What to work on:
Look for the word "JSON" in the entries below, then copy every line that has it.

Website and app data records:
◆ ◆ ◆ ◆
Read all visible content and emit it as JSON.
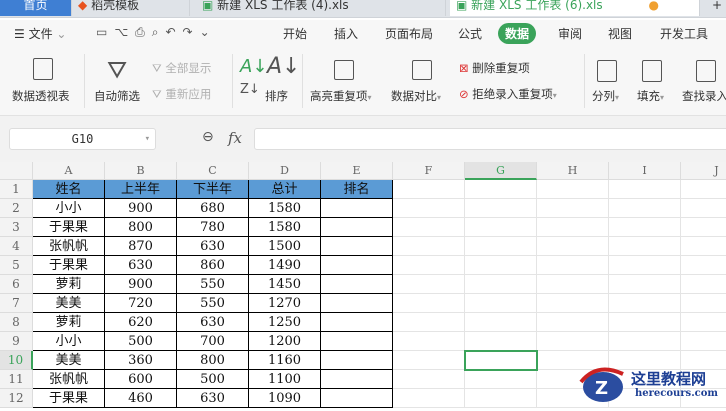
{
  "tabs": [
    {
      "label": "首页"
    },
    {
      "label": "稻壳模板"
    },
    {
      "label": "新建 XLS 工作表 (4).xls"
    },
    {
      "label": "新建 XLS 工作表 (6).xls"
    }
  ],
  "menu": {
    "file": "文件",
    "tabs": [
      "开始",
      "插入",
      "页面布局",
      "公式",
      "数据",
      "审阅",
      "视图",
      "开发工具"
    ],
    "active": "数据"
  },
  "ribbon": {
    "pivot": "数据透视表",
    "autofilter": "自动筛选",
    "show_all": "全部显示",
    "reapply": "重新应用",
    "sort": "排序",
    "highlight_dup": "高亮重复项",
    "compare": "数据对比",
    "remove_dup": "删除重复项",
    "reject_dup": "拒绝录入重复项",
    "split": "分列",
    "fill": "填充",
    "find_entry": "查找录入"
  },
  "formula_bar": {
    "name_box": "G10",
    "formula": ""
  },
  "columns": [
    "A",
    "B",
    "C",
    "D",
    "E",
    "F",
    "G",
    "H",
    "I",
    "J"
  ],
  "rows": [
    "1",
    "2",
    "3",
    "4",
    "5",
    "6",
    "7",
    "8",
    "9",
    "10",
    "11",
    "12"
  ],
  "selected_cell": "G10",
  "table": {
    "headers": [
      "姓名",
      "上半年",
      "下半年",
      "总计",
      "排名"
    ],
    "data": [
      [
        "小小",
        "900",
        "680",
        "1580",
        ""
      ],
      [
        "于果果",
        "800",
        "780",
        "1580",
        ""
      ],
      [
        "张帆帆",
        "870",
        "630",
        "1500",
        ""
      ],
      [
        "于果果",
        "630",
        "860",
        "1490",
        ""
      ],
      [
        "萝莉",
        "900",
        "550",
        "1450",
        ""
      ],
      [
        "美美",
        "720",
        "550",
        "1270",
        ""
      ],
      [
        "萝莉",
        "620",
        "630",
        "1250",
        ""
      ],
      [
        "小小",
        "500",
        "700",
        "1200",
        ""
      ],
      [
        "美美",
        "360",
        "800",
        "1160",
        ""
      ],
      [
        "张帆帆",
        "600",
        "500",
        "1100",
        ""
      ],
      [
        "于果果",
        "460",
        "630",
        "1090",
        ""
      ]
    ]
  },
  "colors": {
    "accent": "#3aa35a",
    "header_fill": "#5b9bd5"
  },
  "watermark": {
    "title": "这里教程网",
    "url": "herecours.com"
  }
}
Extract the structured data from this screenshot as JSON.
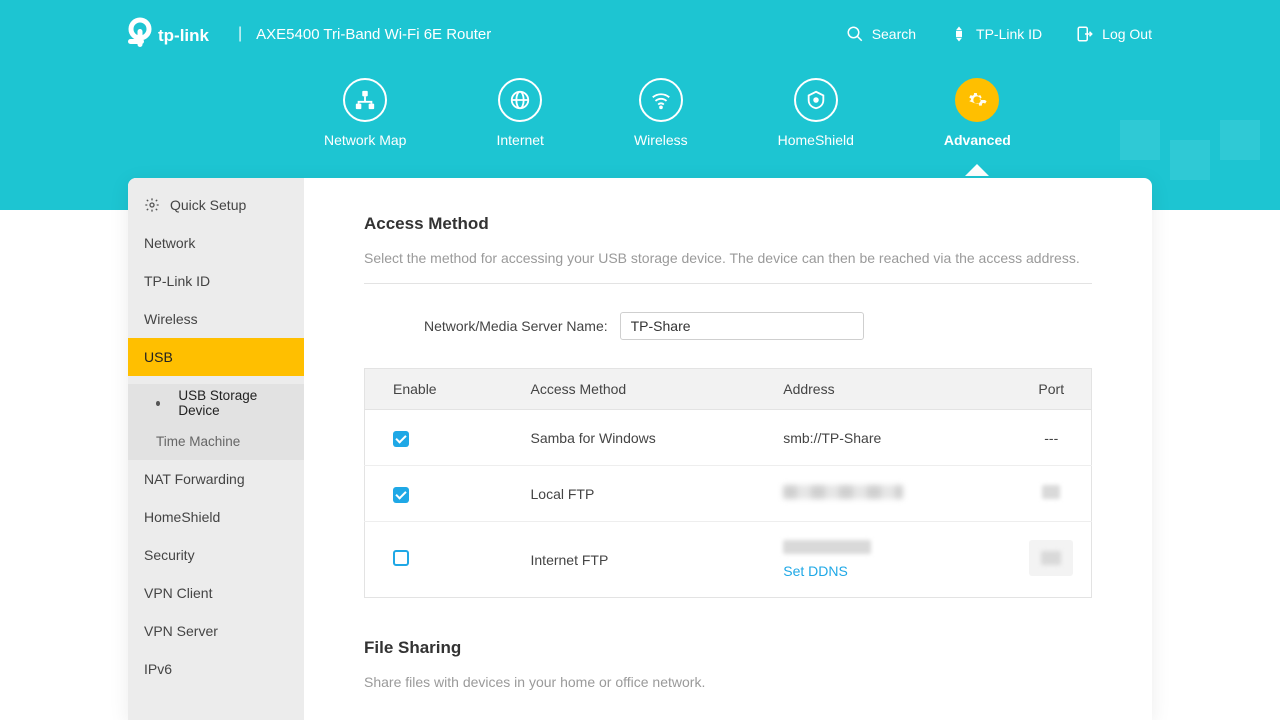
{
  "header": {
    "product": "AXE5400 Tri-Band Wi-Fi 6E Router",
    "search": "Search",
    "tplink_id": "TP-Link ID",
    "logout": "Log Out"
  },
  "nav": {
    "network_map": "Network Map",
    "internet": "Internet",
    "wireless": "Wireless",
    "homeshield": "HomeShield",
    "advanced": "Advanced"
  },
  "sidebar": {
    "quick_setup": "Quick Setup",
    "network": "Network",
    "tplink_id": "TP-Link ID",
    "wireless": "Wireless",
    "usb": "USB",
    "usb_storage": "USB Storage Device",
    "time_machine": "Time Machine",
    "nat": "NAT Forwarding",
    "homeshield": "HomeShield",
    "security": "Security",
    "vpn_client": "VPN Client",
    "vpn_server": "VPN Server",
    "ipv6": "IPv6"
  },
  "content": {
    "access_method_title": "Access Method",
    "access_method_desc": "Select the method for accessing your USB storage device. The device can then be reached via the access address.",
    "server_name_label": "Network/Media Server Name:",
    "server_name_value": "TP-Share",
    "table": {
      "cols": {
        "enable": "Enable",
        "method": "Access Method",
        "address": "Address",
        "port": "Port"
      },
      "rows": [
        {
          "enabled": true,
          "method": "Samba for Windows",
          "address": "smb://TP-Share",
          "port": "---"
        },
        {
          "enabled": true,
          "method": "Local FTP"
        },
        {
          "enabled": false,
          "method": "Internet FTP",
          "link": "Set DDNS"
        }
      ]
    },
    "file_sharing_title": "File Sharing",
    "file_sharing_desc": "Share files with devices in your home or office network."
  }
}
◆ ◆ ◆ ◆
Response to this task:
Read all visible content and emit it as JSON.
Extract the structured data from this screenshot as JSON.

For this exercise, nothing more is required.